Kevin Gauld is The Orkney Furniture Maker, producing handmade traditional furniture as well as creating unique designs deeply rooted to his island home.
After nine years of learning his craft with a well-known local furniture maker, Kevin established The Orkney Furniture Maker in 2007 with the aim of producing traditional furniture and making his own new pieces.
“Ever since I was a child, I have been making things from wood; and in order to make something new, we first have to design,” he says.
Working with wood as a medium is a part of Kevin’s family heritage. His great-grandfather was a furniture maker and his grandfather was a boat builder. Using natural materials sourced both locally and further afield is an important aspect of Kevin’s work and he designs many of his pieces to reflect the natural beauty of such materials. With the help of his uncle, who is a fourth-generation farmer on their family farm, he grows his own oats to create the straw backs on his Orkney Chairs.
“I love the story behind the Orkney Chair; how it talks of people, place and time,” Kevin says. “Today it is recognised as a design classic.”
Born from necessity by crofters working on the islands where few trees grow, the hooded Orkney Chair was first popularised internationally by David Kirkness over 100 years ago.
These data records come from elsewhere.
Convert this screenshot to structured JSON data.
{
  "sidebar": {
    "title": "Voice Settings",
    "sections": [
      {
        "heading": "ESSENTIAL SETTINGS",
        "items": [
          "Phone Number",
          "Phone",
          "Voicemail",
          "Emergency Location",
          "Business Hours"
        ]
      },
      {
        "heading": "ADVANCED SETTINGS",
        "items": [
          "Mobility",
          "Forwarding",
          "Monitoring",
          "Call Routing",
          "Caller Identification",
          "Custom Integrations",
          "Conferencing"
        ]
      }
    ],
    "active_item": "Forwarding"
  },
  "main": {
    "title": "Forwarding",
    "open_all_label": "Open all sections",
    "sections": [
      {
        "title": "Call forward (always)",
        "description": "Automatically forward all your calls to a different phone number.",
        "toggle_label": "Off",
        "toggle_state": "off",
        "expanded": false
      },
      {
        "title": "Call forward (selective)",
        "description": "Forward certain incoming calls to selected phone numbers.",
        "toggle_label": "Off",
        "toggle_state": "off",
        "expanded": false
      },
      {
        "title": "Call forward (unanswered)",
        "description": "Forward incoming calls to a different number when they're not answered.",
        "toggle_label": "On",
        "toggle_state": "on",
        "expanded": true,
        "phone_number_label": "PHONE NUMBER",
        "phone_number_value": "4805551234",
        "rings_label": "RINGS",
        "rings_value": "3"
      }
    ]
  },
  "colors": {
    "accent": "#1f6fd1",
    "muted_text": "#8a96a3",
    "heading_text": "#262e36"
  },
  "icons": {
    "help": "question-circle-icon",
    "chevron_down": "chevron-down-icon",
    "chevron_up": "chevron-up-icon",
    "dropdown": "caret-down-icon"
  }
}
An original chair by Kirkness will go on permanent display in V&A Dundee when it opens on 15 September 2018.
“Whenever I make an Orkney Chair, I feel that connection to the past. The world has changed so much since it was first made, yet the techniques have remained the same,” Kevin adds. “These techniques are the very foundations for many of my own pieces and designs.”
Images courtesy of Orkney Library & Archive. David Kirkness is shown on the right.
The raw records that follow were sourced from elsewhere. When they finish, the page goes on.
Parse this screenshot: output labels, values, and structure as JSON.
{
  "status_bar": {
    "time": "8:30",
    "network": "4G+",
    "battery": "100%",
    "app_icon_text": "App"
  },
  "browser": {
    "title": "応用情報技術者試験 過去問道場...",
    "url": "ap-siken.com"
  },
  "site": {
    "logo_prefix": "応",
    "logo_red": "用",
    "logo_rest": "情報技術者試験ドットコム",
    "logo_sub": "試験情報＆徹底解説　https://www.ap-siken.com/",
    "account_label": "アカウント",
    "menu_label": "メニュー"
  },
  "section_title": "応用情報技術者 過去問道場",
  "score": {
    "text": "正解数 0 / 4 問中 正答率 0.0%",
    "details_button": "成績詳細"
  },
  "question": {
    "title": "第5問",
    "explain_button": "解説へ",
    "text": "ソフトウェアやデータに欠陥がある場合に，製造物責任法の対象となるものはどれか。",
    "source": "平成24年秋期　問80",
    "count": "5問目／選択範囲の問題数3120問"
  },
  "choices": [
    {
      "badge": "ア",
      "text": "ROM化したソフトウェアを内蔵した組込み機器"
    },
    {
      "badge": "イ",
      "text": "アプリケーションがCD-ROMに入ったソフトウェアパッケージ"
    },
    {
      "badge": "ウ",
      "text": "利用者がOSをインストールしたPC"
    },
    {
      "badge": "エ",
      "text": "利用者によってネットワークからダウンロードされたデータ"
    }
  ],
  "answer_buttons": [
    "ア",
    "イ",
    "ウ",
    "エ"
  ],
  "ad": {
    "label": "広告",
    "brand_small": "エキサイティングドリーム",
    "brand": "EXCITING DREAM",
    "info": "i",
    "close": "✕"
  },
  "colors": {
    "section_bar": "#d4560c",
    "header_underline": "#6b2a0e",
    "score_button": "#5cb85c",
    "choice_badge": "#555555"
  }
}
When Kevin started his own business, he wanted to carry on traditional designs for the next generation, but also wanted to explore his own ideas. “I saw design as a way to grow and expand my business and let my creativity thrive,” he says.
‘The Stoot Chair’ is one of Kevin’s contemporary designs and was recently exhibited in Japan. Based on vernacular furniture it is also very personal in its inspiration. Many of his ancestors were farmers, boat builders, ships carpenters and furniture makers.
“I incorporated aspects of these professions into the design,” Kevin adds. “I grew and harvested the oat straw used for the chair back, combined this with steam-bending the wood and joining them together with copper rivets and roves which is a boat-building technique.”
It is important to Kevin that he can share and pass on his skills and passion for traditional furniture design.
“The Orkney chair is a great example of a design that has slowly changed as makers adapt to the times that they live in. It is also a unique living part of Orkney’s identity,” he says. “For it to be part of V&A Dundee’s galleries is a tribute to all Orkney Chair makers, past and present, who have made it what it has become today.”
We are delighted to welcome The Orkney Furniture Maker as a V&A Dundee Design Champion, recognising Kevin’s passion for traditional furniture-making, as well as how this heritage influences his contemporary designs.
To find out more, visit The Orkney Furniture Maker’s website.
The V&A Dundee Design Champions are inspirational designers creating high-quality work and helping to enhance people’s lives, or champions of the power of design to improve the world.
We will announce 50 Design Champions in the run-up to the museum opening on Saturday 15 September 2018.
V&A Dundee’s Design Champions project is working with Dezeen as its media partner.
Dezeen is the world’s most popular and influential architecture and design magazine, with an audience of 2.5 million unique visitors each month.
(The top two images are provided courtesy of Rebecca Marr.)